Not far from here about 30 miles was a garment factory in the 50's. I can remember my Grandmother going to this factory and walking in a back door. She would come out with a big box of fabric scraps. The fabric that was cut off of the bolts and the patterns were cut out had scraps they couldn't use. They would cut layers and layers at a time and she would buy the fabric by the pound and use it for quilting. I have a quilt top she used the fabrics in to make the pieces she used in this quilt. It cost her next to nothing to get this fabric and she made quilts for all of us when we were kids. She didn't use garments that were worn for her quilts, but instead went to the garment factory and got scraps from new fabric. This was all when fabric was only 36inches wide when new. When I was going through this resale shop I remembered going to this garment factory and also the button factory I had heard about when I was growing up. Another factory I remembered in this area was a Freeman Shoe Factory. You went by the factory in the hot summer and you smelled the shoe leather and the polish that was put onto the shoes when they were completed. Times gone by and things have changed so much you don't see the sights and sounds of the old days. Chris
Wednesday, May 12, 2010
Nothing planned for today

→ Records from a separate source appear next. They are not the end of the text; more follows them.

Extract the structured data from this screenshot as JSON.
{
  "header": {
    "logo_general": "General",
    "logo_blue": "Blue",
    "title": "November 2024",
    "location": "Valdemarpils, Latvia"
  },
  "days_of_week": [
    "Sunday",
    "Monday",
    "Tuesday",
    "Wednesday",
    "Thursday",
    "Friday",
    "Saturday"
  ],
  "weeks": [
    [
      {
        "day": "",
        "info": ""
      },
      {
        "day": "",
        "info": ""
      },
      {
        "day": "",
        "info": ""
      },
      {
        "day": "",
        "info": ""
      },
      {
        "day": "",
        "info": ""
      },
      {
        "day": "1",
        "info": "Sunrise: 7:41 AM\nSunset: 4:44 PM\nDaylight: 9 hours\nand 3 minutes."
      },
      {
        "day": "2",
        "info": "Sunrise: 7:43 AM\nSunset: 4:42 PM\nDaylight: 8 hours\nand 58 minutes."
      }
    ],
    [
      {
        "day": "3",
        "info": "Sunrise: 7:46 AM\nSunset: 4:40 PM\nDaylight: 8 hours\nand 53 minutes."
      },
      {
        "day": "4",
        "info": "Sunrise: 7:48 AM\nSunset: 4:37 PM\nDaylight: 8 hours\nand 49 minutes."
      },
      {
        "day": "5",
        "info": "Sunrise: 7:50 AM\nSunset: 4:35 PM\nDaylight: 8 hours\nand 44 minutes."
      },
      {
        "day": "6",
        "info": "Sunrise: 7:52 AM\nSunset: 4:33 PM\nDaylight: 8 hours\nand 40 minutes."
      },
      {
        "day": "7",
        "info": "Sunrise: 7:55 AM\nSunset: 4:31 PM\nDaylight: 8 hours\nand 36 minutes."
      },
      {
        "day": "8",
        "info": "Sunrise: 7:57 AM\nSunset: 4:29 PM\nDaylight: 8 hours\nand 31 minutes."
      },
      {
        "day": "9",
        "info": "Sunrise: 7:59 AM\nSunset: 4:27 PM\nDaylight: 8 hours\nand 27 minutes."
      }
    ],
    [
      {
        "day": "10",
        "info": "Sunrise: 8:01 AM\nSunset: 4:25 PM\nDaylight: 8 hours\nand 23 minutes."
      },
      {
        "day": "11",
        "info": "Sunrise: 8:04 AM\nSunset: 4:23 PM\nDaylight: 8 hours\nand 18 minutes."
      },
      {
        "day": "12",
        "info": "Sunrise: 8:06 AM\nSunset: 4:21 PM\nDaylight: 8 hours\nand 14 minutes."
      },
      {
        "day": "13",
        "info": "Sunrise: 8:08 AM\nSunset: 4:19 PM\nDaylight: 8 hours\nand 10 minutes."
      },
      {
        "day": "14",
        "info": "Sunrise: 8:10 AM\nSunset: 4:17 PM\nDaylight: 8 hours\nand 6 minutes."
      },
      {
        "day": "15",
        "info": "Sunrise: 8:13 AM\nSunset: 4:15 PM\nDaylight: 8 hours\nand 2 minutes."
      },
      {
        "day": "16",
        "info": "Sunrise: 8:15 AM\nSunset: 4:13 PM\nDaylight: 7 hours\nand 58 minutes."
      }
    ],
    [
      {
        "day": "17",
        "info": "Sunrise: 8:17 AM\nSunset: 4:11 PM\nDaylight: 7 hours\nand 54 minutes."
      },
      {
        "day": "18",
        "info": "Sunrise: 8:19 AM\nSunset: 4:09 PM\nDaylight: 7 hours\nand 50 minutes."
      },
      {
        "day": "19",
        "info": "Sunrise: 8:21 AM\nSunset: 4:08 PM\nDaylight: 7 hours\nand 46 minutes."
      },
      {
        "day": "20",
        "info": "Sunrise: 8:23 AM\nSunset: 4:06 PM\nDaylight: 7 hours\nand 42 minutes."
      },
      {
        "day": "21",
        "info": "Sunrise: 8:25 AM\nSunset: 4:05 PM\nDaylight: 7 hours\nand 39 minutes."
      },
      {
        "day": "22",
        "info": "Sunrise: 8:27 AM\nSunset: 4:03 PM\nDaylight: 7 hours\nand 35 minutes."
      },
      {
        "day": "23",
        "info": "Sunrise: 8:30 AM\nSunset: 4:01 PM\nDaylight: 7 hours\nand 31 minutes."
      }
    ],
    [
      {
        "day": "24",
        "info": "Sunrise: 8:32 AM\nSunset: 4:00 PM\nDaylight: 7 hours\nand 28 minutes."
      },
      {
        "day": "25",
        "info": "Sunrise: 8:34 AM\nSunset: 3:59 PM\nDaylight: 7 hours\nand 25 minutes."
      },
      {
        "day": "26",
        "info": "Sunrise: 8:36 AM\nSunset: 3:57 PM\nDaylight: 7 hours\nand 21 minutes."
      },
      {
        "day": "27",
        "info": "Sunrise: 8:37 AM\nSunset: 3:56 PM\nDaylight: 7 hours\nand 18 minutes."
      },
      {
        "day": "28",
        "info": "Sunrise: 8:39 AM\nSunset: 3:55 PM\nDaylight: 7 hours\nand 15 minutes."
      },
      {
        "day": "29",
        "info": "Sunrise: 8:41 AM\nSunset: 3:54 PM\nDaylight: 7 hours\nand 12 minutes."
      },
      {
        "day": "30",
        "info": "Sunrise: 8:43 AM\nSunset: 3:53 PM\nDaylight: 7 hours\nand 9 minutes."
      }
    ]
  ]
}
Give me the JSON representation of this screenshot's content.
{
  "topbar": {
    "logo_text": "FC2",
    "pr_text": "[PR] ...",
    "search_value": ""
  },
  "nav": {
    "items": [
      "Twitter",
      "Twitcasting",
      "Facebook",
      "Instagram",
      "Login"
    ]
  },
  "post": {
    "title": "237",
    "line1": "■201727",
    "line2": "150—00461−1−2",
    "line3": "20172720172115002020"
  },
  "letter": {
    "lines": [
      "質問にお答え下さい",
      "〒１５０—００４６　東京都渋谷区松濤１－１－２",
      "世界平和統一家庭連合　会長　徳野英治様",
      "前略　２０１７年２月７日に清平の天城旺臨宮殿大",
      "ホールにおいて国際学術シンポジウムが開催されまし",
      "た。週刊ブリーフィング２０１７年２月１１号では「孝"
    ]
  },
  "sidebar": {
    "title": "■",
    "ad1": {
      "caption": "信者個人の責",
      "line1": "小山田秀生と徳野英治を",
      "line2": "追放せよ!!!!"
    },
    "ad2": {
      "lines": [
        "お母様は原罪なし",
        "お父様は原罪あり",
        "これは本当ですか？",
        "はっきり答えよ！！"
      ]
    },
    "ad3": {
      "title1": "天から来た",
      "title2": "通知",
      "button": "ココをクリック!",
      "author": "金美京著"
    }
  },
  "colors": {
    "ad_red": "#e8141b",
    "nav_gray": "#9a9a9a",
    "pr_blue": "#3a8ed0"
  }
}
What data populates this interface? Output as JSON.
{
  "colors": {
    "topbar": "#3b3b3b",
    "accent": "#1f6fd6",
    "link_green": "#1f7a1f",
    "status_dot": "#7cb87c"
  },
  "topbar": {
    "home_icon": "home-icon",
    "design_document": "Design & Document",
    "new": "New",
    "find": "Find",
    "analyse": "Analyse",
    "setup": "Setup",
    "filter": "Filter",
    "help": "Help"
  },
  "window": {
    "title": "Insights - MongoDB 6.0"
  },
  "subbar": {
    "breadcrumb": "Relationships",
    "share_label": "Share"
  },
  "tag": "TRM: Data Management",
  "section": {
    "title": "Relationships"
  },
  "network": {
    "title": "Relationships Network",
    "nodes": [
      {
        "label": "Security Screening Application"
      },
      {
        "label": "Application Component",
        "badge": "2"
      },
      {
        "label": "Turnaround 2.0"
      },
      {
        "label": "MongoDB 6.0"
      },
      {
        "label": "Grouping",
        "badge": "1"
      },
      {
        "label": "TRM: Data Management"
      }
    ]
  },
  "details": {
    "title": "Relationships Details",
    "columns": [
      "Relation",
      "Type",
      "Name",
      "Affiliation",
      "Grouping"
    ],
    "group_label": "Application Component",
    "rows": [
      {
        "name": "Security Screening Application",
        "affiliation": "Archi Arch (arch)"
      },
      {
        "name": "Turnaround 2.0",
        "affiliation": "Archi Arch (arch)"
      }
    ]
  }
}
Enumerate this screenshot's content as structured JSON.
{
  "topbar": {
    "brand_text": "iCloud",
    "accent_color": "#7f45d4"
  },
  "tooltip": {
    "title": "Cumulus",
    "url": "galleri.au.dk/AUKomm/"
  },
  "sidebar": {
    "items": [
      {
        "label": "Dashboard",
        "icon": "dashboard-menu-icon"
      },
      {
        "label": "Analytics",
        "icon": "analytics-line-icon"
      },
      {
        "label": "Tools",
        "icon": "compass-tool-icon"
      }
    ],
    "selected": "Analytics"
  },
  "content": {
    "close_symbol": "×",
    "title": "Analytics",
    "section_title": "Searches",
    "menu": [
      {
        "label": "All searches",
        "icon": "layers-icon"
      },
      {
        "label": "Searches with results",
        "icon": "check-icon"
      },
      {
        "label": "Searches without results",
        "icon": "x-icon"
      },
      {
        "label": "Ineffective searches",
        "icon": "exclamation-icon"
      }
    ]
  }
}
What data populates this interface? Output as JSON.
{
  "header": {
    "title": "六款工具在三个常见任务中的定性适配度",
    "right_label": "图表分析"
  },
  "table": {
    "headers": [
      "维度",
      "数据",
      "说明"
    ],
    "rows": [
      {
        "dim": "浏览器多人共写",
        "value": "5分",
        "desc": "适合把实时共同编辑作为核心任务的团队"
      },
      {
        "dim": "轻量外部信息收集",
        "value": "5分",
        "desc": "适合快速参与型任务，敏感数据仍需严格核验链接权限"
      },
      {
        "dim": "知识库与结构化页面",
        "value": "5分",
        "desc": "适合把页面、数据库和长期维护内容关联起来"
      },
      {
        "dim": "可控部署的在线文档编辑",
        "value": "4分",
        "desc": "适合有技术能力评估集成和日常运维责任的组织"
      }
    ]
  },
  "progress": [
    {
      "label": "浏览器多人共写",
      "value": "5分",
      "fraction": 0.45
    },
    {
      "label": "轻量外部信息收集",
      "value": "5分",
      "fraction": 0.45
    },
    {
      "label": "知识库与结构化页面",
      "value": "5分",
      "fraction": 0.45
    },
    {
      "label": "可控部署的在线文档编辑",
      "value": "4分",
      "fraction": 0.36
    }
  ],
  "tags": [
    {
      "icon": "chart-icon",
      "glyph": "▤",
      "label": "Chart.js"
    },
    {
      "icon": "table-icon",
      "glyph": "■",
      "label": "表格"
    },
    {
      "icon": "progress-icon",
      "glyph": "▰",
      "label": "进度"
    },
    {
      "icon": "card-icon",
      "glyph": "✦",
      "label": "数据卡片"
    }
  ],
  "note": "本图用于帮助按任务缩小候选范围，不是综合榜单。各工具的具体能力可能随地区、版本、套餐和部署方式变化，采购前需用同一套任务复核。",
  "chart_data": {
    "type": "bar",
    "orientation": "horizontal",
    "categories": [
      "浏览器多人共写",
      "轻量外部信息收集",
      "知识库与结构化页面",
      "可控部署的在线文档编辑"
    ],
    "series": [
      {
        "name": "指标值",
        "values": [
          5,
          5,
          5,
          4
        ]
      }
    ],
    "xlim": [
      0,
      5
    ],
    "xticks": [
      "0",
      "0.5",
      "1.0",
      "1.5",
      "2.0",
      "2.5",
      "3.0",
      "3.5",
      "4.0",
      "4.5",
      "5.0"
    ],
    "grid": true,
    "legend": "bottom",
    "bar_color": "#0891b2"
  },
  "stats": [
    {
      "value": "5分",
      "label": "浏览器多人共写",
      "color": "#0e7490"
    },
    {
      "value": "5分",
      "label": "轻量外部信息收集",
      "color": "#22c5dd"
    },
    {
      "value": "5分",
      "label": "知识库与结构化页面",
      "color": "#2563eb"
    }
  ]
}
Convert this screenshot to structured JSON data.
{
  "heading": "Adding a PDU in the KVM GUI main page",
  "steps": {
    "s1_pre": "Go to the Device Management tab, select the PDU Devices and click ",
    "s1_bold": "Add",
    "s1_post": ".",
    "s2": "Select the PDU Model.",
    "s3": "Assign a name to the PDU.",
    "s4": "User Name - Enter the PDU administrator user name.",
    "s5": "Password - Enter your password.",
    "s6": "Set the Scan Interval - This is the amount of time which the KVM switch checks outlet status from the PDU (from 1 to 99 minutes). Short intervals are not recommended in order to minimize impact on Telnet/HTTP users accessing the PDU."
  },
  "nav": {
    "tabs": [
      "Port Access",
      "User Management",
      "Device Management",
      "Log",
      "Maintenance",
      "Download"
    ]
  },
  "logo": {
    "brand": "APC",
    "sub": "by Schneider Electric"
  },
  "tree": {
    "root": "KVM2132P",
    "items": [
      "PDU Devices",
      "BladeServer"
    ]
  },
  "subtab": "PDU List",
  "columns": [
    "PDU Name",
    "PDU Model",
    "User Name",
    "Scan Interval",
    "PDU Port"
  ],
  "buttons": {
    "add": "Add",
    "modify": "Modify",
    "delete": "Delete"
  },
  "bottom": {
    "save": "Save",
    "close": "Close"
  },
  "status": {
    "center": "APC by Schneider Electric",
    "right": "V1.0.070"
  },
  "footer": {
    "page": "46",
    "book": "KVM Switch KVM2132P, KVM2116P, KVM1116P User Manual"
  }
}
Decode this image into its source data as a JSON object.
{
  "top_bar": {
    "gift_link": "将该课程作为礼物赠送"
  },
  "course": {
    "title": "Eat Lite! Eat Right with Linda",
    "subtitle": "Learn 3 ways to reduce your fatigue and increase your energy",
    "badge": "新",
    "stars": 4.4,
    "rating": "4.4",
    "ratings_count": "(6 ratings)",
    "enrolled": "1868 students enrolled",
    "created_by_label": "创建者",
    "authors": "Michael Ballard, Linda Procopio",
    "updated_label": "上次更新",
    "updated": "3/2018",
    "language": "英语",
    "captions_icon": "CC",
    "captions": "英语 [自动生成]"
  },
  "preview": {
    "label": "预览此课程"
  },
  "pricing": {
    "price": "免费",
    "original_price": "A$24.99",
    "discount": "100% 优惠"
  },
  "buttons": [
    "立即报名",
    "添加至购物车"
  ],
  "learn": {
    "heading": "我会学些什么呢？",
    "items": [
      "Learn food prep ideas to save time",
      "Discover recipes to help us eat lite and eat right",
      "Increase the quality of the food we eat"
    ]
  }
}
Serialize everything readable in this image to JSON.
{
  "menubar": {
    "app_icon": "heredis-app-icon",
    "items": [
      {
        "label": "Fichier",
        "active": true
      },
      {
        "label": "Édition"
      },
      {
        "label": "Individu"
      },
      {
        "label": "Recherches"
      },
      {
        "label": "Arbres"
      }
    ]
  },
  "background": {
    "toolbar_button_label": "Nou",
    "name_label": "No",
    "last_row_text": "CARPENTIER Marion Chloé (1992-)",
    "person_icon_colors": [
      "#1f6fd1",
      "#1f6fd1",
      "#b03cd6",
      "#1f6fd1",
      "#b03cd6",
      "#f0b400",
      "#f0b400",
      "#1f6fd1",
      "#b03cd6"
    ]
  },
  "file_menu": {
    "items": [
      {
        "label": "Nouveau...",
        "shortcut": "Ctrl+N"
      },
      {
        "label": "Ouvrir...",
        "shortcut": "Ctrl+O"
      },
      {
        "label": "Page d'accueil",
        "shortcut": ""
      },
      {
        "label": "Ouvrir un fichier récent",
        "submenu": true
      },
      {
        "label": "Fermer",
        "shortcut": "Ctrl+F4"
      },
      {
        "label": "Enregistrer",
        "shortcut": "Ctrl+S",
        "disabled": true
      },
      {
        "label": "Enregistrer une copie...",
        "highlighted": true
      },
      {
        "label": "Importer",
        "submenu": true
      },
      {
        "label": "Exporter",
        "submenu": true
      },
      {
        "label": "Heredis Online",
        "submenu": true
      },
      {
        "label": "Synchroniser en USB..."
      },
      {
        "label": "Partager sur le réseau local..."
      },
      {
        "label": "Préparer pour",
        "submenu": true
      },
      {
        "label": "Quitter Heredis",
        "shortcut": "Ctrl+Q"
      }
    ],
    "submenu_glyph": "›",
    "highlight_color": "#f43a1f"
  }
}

Today is Wednesday and I have nothing planned other than to do as I please today. The weather is gray and more rain to come. I went to a antique and used furniture store in my home town the other day. I saw many neat ideas and some beautiful used furniture. This store sets the furniture up into small room like settings. There were dolls, pictures and furniture and also piles of fabric. As I looked farther I found eyelet lace. I make doll clothing and also childrens clothing and it comes in handy to have it so when you sew early in the morning you can embellish something without waiting until the stores open. Each of these larger bolts were only $2 and the smaller was $1.50. If I went to the fabric store we would be looking at about $20 of eyelet. Didn't get a chance to look for buttons. A lot of times they are in Mason Jars and it is fun to go through a jar of old buttons. I did that a lot as a kid. My Grandmothers both sewed and they had jar after jar of buttons. We live on a bank of a river and about 6 miles up stream there was a button factory. They used the shells to make buttons that were sold in the stores. Sometimes as a kid you could find a shell with a button shape cut out of it. The shell wasn't right for more buttons so was discarded.